Environmental value

 

The Masterplan and Development Control Plan for Renwick provide for the preservation of the natural features of the site, such as public open space, surrounding bushland and conservation of a significant riparian corridor. Additionally, there is a requirement in the Renwick Planning Agreement for restoration and adaptive reuse of the old silos on the estate, to provide opportunity for active recreation facilities.

Social value

Renwick offers social value via specific design elements, provision of public open space, and a Welcome Program for new residents, supported by a Community Development Coordinator.

Since 2013, Landcom has funded the coordinator position to help foster social cohesion and build social capital through a range of activities such as regular community newsletters and events.

The internal movement networks (cycling and walking paths) encourage residents to be physically active, which foster community interactions and creates a sense of place. Further, the Development Control Plan (DCP) includes explicit provisions requiring residential dwellings, living areas and front doors to be facing the street.  The design of the future Village Centre includes features to foster incidental social interaction. 

Use value

The Masterplan provides for extensive public open space areas and public facilities with different functions including a Village Green opposite the proposed Village Centre, Tangara Park in the south-west residential precinct, and The Paddock within the future eastern precinct. The Village Green will include several features to attract and ensure the comfort of residents, such as toilet facilities, bicycle parking, a picnic shelter, a double flying fox, lawn area, dry creek, a triple swing, play structure seating and a memorial garden. 

References

National Heart Foundation of Australia. 2004. Healthy by Design. A guide to planning environments for active living in Victoria. Melbourne: National Heart Foundation of Australia. www.heartfoundation.org.au/images/uploads/main/Programs/Healthy-by-Design-a-planners-guide-to-environments-for-active-living-web.pdf   

Paine, G., Mitchell, E., and Thompson, S. 2016. Planning and Building Healthy Communities – A multi-disciplinary study of the relationship between the built environment and human health.
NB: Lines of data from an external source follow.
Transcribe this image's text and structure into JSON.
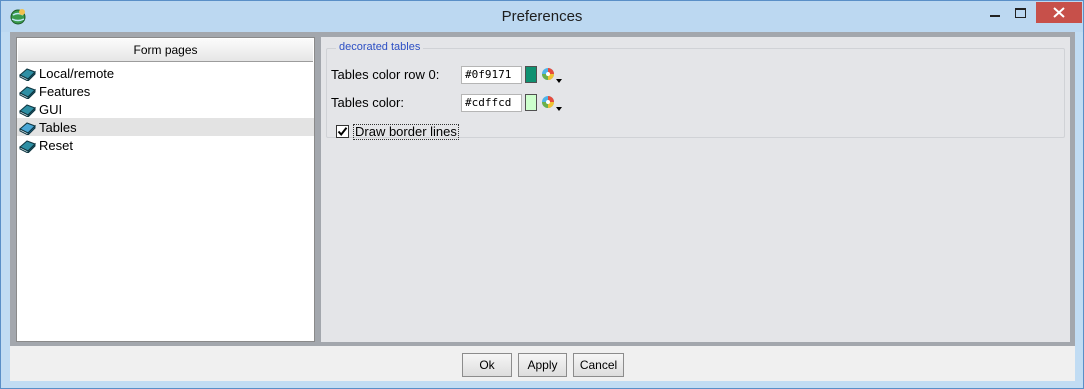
{
  "window": {
    "title": "Preferences"
  },
  "form_pages": {
    "header": "Form pages",
    "items": [
      {
        "label": "Local/remote",
        "selected": false
      },
      {
        "label": "Features",
        "selected": false
      },
      {
        "label": "GUI",
        "selected": false
      },
      {
        "label": "Tables",
        "selected": true
      },
      {
        "label": "Reset",
        "selected": false
      }
    ]
  },
  "decorated_tables": {
    "group_title": "decorated tables",
    "row0_label": "Tables color row 0:",
    "row0_value": "#0f9171",
    "row0_color": "#0f9171",
    "color_label": "Tables color:",
    "color_value": "#cdffcd",
    "color_color": "#cdffcd",
    "draw_border_label": "Draw border lines",
    "draw_border_checked": true
  },
  "buttons": {
    "ok": "Ok",
    "apply": "Apply",
    "cancel": "Cancel"
  },
  "colors": {
    "titlebar": "#bcd8f1",
    "close_button": "#c7504a",
    "group_title": "#2c4fc4"
  }
}
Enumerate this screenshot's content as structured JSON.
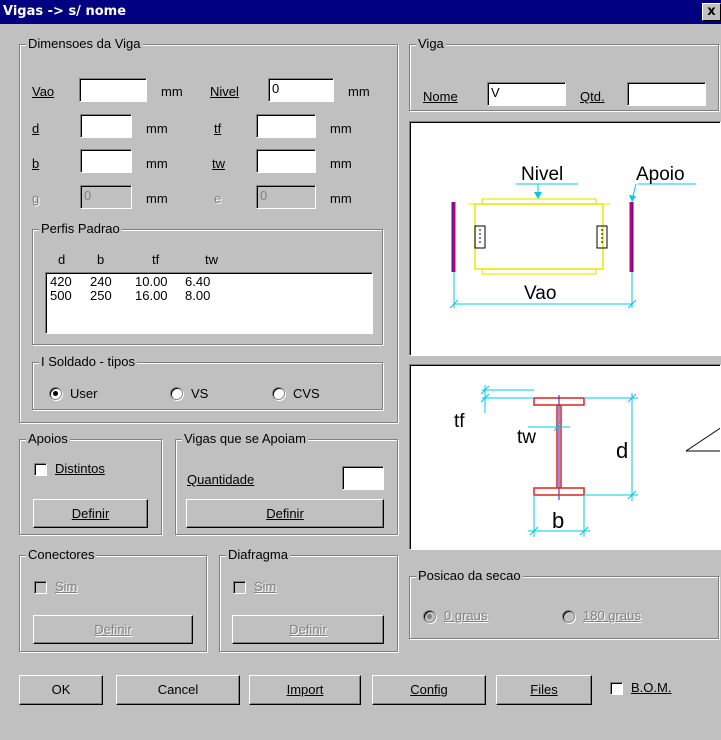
{
  "window": {
    "title": "Vigas -> s/ nome",
    "close_label": "x"
  },
  "dimensoes": {
    "legend": "Dimensoes da Viga",
    "vao": {
      "label": "Vao",
      "value": "",
      "unit": "mm"
    },
    "nivel": {
      "label": "Nivel",
      "value": "0",
      "unit": "mm"
    },
    "d": {
      "label": "d",
      "value": "",
      "unit": "mm"
    },
    "tf": {
      "label": "tf",
      "value": "",
      "unit": "mm"
    },
    "b": {
      "label": "b",
      "value": "",
      "unit": "mm"
    },
    "tw": {
      "label": "tw",
      "value": "",
      "unit": "mm"
    },
    "g": {
      "label": "g",
      "value": "0",
      "unit": "mm"
    },
    "e": {
      "label": "e",
      "value": "0",
      "unit": "mm"
    }
  },
  "perfis": {
    "legend": "Perfis Padrao",
    "columns": [
      "d",
      "b",
      "tf",
      "tw"
    ],
    "rows": [
      [
        "420",
        "240",
        "10.00",
        "6.40"
      ],
      [
        "500",
        "250",
        "16.00",
        "8.00"
      ]
    ]
  },
  "soldado": {
    "legend": "I Soldado - tipos",
    "options": [
      "User",
      "VS",
      "CVS"
    ],
    "selected": "User"
  },
  "viga": {
    "legend": "Viga",
    "nome_label": "Nome",
    "nome_value": "V",
    "qtd_label": "Qtd.",
    "qtd_value": ""
  },
  "diagram_top": {
    "nivel": "Nivel",
    "apoio": "Apoio",
    "vao": "Vao"
  },
  "diagram_section": {
    "tf": "tf",
    "tw": "tw",
    "d": "d",
    "b": "b"
  },
  "apoios": {
    "legend": "Apoios",
    "distintos_label": "Distintos",
    "distintos_checked": false,
    "definir_label": "Definir"
  },
  "vigas_apoiam": {
    "legend": "Vigas que se Apoiam",
    "quantidade_label": "Quantidade",
    "quantidade_value": "",
    "definir_label": "Definir"
  },
  "conectores": {
    "legend": "Conectores",
    "sim_label": "Sim",
    "definir_label": "Definir"
  },
  "diafragma": {
    "legend": "Diafragma",
    "sim_label": "Sim",
    "definir_label": "Definir"
  },
  "posicao": {
    "legend": "Posicao da secao",
    "options": [
      "0 graus",
      "180 graus"
    ],
    "selected": "0 graus"
  },
  "footer": {
    "ok": "OK",
    "cancel": "Cancel",
    "import": "Import",
    "config": "Config",
    "files": "Files",
    "bom_label": "B.O.M.",
    "bom_checked": false
  },
  "colors": {
    "title_bar": "#000080",
    "dialog_bg": "#c0c0c0",
    "beam_yellow": "#e8e800",
    "dimension_cyan": "#00c8e8",
    "support_magenta": "#c00070",
    "flange_red": "#e02020",
    "web_blue": "#2020c0"
  }
}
Study area findings for Renwick. Sydney: City Futures Research Centre. cityfutures.be.unsw.edu.au/research/projects/planning-and-building-healthy-communities-a-multidisciplinary-study-of-the-relationship-between-the-built-environment-and-human-health/

Renwick Development Control Plan

www.wsc.nsw.gov.au/development/development-control-plans-and-council-endorsed-policies/development-control-plans-applicable-under-wlep-2010/mittagong-town-plan-development-control-plan-dcp

Renwick Planning Agreement

www.wsc.nsw.gov.au/development/developer-contributions-plans-development-servicing-plans/voluntary-planning-agreements

UrbanGrowth NSW. 2014. Renwick – Overview. Sydney: UrbanGrowth NSW.

www.urbangrowthnsw.com.au/work/urban-transformation-projects/renwick.aspx

 

 

Type of project
Masterplan
Scale of project
Local Area
Location
Regional